=== Section Start ===
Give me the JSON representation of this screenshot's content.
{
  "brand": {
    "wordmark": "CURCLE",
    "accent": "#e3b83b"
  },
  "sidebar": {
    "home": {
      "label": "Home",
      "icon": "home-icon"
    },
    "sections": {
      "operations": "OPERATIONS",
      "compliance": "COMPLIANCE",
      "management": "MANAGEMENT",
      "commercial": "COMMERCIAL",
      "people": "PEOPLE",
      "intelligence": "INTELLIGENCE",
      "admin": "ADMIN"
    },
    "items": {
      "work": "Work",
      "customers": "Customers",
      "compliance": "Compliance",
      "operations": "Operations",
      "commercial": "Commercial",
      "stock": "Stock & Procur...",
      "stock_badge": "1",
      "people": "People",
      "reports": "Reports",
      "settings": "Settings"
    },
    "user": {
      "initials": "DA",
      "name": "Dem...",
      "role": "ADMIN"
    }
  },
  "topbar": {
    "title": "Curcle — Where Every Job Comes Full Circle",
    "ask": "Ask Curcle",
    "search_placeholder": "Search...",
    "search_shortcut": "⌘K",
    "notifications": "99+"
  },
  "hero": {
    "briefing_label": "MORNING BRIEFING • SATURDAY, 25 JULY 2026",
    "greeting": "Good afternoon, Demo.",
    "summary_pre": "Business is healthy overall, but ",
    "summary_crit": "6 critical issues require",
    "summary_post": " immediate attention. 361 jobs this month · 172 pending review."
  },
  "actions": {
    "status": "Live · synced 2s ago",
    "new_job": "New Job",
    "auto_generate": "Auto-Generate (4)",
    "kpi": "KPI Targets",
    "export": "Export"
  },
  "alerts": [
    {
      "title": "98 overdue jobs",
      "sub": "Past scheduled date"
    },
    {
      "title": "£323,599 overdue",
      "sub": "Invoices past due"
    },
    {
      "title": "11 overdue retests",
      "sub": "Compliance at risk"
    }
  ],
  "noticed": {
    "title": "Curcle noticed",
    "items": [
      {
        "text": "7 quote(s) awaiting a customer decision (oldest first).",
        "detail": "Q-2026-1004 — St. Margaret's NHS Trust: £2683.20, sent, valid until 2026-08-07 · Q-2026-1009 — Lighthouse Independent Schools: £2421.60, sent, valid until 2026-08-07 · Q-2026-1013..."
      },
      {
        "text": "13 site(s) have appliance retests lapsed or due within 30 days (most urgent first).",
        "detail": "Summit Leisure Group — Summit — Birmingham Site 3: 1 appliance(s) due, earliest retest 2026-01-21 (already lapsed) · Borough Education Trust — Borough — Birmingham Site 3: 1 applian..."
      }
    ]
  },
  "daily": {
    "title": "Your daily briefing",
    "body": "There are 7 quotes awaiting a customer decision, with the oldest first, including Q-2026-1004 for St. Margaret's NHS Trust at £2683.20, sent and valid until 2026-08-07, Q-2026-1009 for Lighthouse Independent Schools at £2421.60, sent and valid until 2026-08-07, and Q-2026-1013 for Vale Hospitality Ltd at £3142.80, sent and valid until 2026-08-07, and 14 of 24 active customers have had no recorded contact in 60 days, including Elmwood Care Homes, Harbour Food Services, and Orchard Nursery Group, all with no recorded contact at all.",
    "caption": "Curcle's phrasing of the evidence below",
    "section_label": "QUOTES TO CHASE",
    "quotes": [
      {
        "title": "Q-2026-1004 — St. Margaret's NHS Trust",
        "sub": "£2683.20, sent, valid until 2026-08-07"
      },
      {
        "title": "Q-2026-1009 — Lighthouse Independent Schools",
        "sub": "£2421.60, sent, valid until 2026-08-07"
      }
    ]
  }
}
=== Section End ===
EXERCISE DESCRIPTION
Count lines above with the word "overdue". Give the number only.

RESPONSE FOR THIS EXERCISE
3